Clinical encounters represent an untapped opportunity to intervene on youth nicotine addiction. Asking youth about e-cigarette use or use of other tobacco products is an appropriate practice and can serve as an important avenue for either prevention or early intervention, including educating adolescents about the dangers of vaping or providing resources (e.g., 1-800-NO-BUTTS Quitline, LAQuits.com, nicotine replacement therapy) to help them quit if they are already smoking or using these products.
- Learn about and offer cessation treatment options for youth with nicotine addiction in the clinic setting.
Although not often a routine part of clinical practice (particularly for pediatricians), clinicians should learn to treat nicotine addiction among youth to complement referrals to the quitline. Because the dose of nicotine from e-cigarettes can be higher than conventional cigarettes and can also vary significantly depending on frequency of use, nicotine replacement and other cessation interventions are crucial to provide or offer to addicted youth. Primary care clinicians can play an essential role in assessing for nicotine dependency and in offering nicotine replacement therapy – the only FDA-approved pharmacologic treatment for people under 18 years of age.

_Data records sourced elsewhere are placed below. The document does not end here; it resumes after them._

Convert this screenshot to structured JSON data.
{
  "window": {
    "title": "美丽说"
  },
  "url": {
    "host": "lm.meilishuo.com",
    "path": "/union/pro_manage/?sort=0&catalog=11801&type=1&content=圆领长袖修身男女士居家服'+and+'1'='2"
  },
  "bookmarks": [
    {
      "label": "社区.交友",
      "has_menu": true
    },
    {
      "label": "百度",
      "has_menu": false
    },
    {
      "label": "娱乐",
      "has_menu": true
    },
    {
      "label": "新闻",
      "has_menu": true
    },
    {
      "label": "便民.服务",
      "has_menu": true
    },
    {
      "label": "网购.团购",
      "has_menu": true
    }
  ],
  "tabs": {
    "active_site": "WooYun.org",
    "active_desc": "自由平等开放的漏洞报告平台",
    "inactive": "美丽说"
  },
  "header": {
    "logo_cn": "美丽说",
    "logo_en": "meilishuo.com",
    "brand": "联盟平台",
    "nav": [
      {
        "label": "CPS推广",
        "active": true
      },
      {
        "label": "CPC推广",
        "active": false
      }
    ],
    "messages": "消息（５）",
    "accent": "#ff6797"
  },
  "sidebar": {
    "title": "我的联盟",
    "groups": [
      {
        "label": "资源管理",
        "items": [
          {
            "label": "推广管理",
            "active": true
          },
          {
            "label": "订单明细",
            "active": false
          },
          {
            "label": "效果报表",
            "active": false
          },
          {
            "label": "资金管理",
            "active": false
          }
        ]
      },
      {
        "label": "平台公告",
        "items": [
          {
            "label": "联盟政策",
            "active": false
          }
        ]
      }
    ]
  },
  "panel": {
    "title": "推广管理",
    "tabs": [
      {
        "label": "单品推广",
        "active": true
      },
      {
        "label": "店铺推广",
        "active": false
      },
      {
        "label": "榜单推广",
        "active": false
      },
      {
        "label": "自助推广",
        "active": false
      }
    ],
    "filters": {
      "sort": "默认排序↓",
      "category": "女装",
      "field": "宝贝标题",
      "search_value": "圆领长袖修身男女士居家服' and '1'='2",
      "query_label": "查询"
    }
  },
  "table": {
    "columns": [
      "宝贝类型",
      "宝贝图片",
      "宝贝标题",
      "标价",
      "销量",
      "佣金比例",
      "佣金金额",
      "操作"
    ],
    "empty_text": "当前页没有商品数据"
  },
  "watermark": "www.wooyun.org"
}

E-cigarettes are currently not recognized by the FDA as tobacco cessation aids. Referrals to clinicians with more specialized training in addiction and/or cessation treatment for certain youth subgroups may be necessary, especially for those with more complex addiction profiles, e.g., youth with substance use disorders or mental health conditions.
The medical community, alongside Public Health, has an obligation to protect this county’s youth from falling prey to unwanted nicotine addiction and to the sequelae that often comes with this preventable condition. Clinicians are credible and important ambassadors of community health. This call to action to help address the dangers of increased e-cigarette use among youth is both timely and critical to the local public health response to this epidemic.
*The California Tobacco Tax for Healthcare, Research, and Prevention Act of 2016 (also known as Proposition 56) is a ballot measure that increased the tax of cigarettes or their equivalent (including e-cigarettes) to $2.00 per pack. The California ballot measure was passed during general election in November 2016. The proposition specifies that the revenue is to be used to expand existing tobacco control and prevention programs, health care services, and research to improve prevention, early detection, and treatment of tobacco-related disease.